*What is needed:*
Exact copies of all the lines below are required, with the pictures omitted.

*Records drawn from a dataset:*
▬▬▬▬▬▬▬▬▬▬

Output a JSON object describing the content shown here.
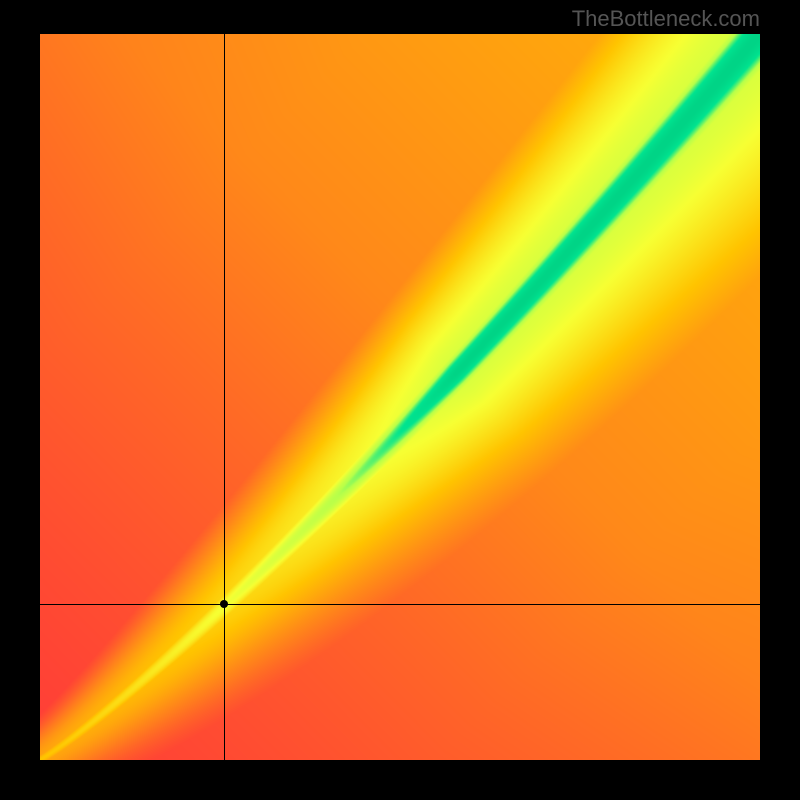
{
  "watermark": "TheBottleneck.com",
  "chart_data": {
    "type": "heatmap",
    "title": "",
    "xlabel": "",
    "ylabel": "",
    "x_range": [
      0,
      1
    ],
    "y_range": [
      0,
      1
    ],
    "marker": {
      "x": 0.255,
      "y": 0.215
    },
    "crosshair": {
      "x": 0.255,
      "y": 0.215
    },
    "colorscale": [
      "#ff2a3f",
      "#ff8a2a",
      "#ffd600",
      "#ffff33",
      "#2affa0",
      "#00e090"
    ],
    "description": "Diagonal green optimal band from bottom-left to top-right on red-yellow gradient field"
  }
}
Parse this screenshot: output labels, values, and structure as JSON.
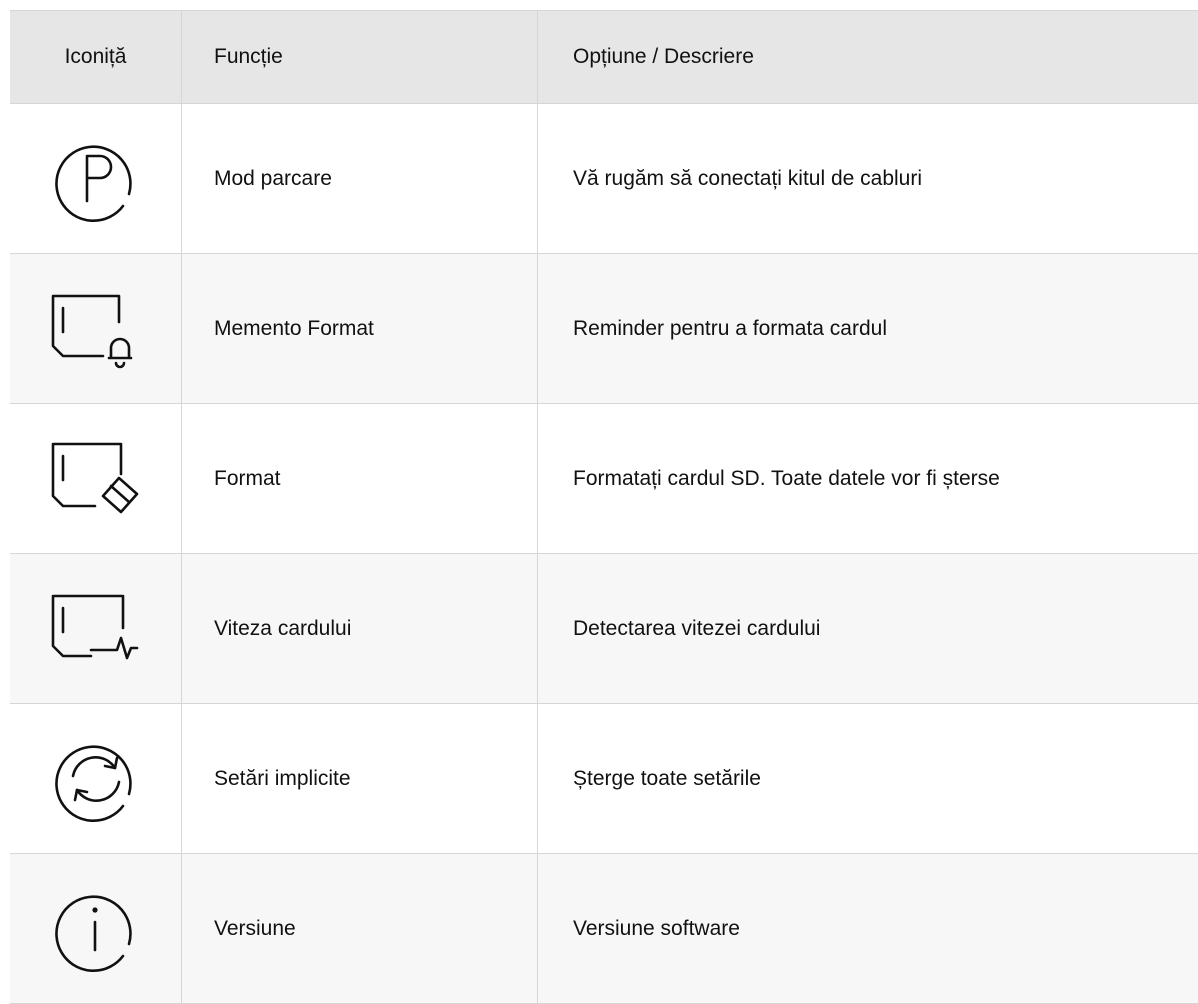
{
  "header": {
    "col_icon": "Iconiță",
    "col_function": "Funcție",
    "col_description": "Opțiune / Descriere"
  },
  "rows": [
    {
      "icon": "parking-icon",
      "function": "Mod parcare",
      "description": "Vă rugăm să conectați kitul de cabluri"
    },
    {
      "icon": "sd-card-bell-icon",
      "function": "Memento Format",
      "description": "Reminder pentru a formata cardul"
    },
    {
      "icon": "sd-card-eraser-icon",
      "function": "Format",
      "description": "Formatați cardul SD. Toate datele vor fi șterse"
    },
    {
      "icon": "sd-card-pulse-icon",
      "function": "Viteza cardului",
      "description": "Detectarea vitezei cardului"
    },
    {
      "icon": "reset-icon",
      "function": "Setări implicite",
      "description": "Șterge toate setările"
    },
    {
      "icon": "info-icon",
      "function": "Versiune",
      "description": "Versiune software"
    }
  ]
}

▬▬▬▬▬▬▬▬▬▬

*Result of this exercise:*
Output a JSON object describing the content shown here.
{
  "watermark": "TheBottleneck.com",
  "chart_data": {
    "type": "heatmap",
    "title": "",
    "xlabel": "",
    "ylabel": "",
    "x_range": [
      0,
      1
    ],
    "y_range": [
      0,
      1
    ],
    "marker": {
      "x": 0.255,
      "y": 0.215
    },
    "crosshair": {
      "x": 0.255,
      "y": 0.215
    },
    "colorscale": [
      "#ff2a3f",
      "#ff8a2a",
      "#ffd600",
      "#ffff33",
      "#2affa0",
      "#00e090"
    ],
    "description": "Diagonal green optimal band from bottom-left to top-right on red-yellow gradient field"
  }
}
Parse this screenshot: output labels, values, and structure as JSON.
{
  "header": {
    "col_icon": "Iconiță",
    "col_function": "Funcție",
    "col_description": "Opțiune / Descriere"
  },
  "rows": [
    {
      "icon": "parking-icon",
      "function": "Mod parcare",
      "description": "Vă rugăm să conectați kitul de cabluri"
    },
    {
      "icon": "sd-card-bell-icon",
      "function": "Memento Format",
      "description": "Reminder pentru a formata cardul"
    },
    {
      "icon": "sd-card-eraser-icon",
      "function": "Format",
      "description": "Formatați cardul SD. Toate datele vor fi șterse"
    },
    {
      "icon": "sd-card-pulse-icon",
      "function": "Viteza cardului",
      "description": "Detectarea vitezei cardului"
    },
    {
      "icon": "reset-icon",
      "function": "Setări implicite",
      "description": "Șterge toate setările"
    },
    {
      "icon": "info-icon",
      "function": "Versiune",
      "description": "Versiune software"
    }
  ]
}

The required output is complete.